• _Assignment_: Search term "tumor": copy each line of the records that contains it.
*** Opening Dataset records ***
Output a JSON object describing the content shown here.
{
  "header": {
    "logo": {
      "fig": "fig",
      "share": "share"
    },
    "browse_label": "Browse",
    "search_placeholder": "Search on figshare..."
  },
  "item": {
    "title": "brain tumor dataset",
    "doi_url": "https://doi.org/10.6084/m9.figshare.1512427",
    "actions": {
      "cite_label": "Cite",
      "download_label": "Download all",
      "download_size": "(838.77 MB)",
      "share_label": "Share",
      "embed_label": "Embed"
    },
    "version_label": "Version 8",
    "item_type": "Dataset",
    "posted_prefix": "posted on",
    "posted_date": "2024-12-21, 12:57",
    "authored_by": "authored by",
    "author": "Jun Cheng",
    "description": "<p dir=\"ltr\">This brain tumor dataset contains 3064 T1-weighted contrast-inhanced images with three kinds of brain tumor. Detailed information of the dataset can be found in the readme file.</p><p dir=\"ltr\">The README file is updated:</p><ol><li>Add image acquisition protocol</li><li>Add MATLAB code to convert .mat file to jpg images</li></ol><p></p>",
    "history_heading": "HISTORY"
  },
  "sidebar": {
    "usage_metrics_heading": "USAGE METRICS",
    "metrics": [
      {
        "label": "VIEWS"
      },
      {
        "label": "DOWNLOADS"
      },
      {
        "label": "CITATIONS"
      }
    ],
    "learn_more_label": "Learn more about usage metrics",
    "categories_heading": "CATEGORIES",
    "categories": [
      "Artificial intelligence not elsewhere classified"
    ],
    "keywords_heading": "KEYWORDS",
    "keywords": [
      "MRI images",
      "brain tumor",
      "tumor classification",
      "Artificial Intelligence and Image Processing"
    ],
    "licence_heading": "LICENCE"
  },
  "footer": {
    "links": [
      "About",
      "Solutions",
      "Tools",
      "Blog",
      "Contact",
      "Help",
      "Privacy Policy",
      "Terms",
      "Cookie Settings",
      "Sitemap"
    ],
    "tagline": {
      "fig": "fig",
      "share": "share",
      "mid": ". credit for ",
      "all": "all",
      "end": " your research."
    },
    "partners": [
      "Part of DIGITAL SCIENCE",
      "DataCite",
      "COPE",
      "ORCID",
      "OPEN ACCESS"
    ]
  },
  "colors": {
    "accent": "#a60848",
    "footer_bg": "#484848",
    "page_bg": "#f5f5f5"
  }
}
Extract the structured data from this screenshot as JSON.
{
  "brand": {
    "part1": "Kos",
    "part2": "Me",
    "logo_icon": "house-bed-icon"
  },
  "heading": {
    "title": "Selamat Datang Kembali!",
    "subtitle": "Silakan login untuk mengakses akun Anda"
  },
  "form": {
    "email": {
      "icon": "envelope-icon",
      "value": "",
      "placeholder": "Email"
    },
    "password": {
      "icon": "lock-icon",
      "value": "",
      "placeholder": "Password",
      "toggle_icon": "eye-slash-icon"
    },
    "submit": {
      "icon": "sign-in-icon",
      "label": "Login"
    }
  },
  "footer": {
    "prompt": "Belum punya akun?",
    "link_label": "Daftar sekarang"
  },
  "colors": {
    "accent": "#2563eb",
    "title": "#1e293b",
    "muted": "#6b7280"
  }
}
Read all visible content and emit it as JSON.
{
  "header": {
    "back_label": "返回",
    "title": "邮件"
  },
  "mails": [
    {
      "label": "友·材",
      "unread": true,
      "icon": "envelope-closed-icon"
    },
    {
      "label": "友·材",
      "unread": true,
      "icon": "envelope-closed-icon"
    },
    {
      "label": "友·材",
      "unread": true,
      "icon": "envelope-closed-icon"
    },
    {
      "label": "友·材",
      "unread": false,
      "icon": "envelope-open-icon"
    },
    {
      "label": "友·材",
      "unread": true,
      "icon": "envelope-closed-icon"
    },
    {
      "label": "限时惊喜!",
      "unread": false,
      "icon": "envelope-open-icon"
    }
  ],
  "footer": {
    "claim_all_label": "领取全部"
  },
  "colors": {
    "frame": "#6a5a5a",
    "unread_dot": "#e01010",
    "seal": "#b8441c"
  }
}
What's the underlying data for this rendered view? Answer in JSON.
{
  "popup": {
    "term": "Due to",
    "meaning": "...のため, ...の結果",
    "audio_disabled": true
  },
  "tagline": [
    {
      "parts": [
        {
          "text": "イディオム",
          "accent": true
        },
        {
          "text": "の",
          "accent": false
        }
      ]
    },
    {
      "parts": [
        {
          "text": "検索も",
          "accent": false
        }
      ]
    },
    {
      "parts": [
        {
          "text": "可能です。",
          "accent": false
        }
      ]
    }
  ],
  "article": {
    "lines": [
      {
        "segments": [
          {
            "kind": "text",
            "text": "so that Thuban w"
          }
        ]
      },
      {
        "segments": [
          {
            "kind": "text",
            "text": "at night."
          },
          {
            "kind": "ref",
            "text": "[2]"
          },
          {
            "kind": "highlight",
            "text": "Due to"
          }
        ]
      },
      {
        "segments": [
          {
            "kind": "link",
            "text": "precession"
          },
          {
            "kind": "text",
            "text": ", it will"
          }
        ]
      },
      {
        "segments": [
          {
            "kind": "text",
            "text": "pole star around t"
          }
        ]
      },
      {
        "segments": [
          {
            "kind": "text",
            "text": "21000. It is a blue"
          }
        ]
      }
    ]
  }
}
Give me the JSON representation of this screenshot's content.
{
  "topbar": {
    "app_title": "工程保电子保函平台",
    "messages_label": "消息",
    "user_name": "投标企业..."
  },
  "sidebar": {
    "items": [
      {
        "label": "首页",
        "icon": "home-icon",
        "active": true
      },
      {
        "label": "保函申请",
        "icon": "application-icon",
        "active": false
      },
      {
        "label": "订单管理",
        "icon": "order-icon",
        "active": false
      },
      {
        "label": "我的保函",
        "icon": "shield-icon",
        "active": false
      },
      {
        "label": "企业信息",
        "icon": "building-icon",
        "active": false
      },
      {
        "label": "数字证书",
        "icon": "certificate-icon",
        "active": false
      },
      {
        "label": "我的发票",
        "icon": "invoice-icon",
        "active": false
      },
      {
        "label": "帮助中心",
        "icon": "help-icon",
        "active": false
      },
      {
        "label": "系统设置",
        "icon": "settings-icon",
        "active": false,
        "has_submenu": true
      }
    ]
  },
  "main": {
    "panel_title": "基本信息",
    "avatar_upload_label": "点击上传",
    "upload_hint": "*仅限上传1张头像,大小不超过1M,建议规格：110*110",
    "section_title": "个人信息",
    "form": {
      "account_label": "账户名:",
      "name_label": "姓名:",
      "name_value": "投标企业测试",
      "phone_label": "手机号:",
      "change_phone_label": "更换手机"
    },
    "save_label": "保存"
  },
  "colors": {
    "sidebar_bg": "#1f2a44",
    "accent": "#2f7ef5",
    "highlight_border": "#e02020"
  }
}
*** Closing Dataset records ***
• _Response_:
    "title": "brain tumor dataset",
    "description": "<p dir=\"ltr\">This brain tumor dataset contains 3064 T1-weighted contrast-inhanced images with three kinds of brain tumor. Detailed information of the dataset can be found in the readme file.</p><p dir=\"ltr\">The README file is updated:</p><ol><li>Add image acquisition protocol</li><li>Add MATLAB code to convert .mat file to jpg images</li></ol><p></p>",
      "brain tumor",
      "tumor classification",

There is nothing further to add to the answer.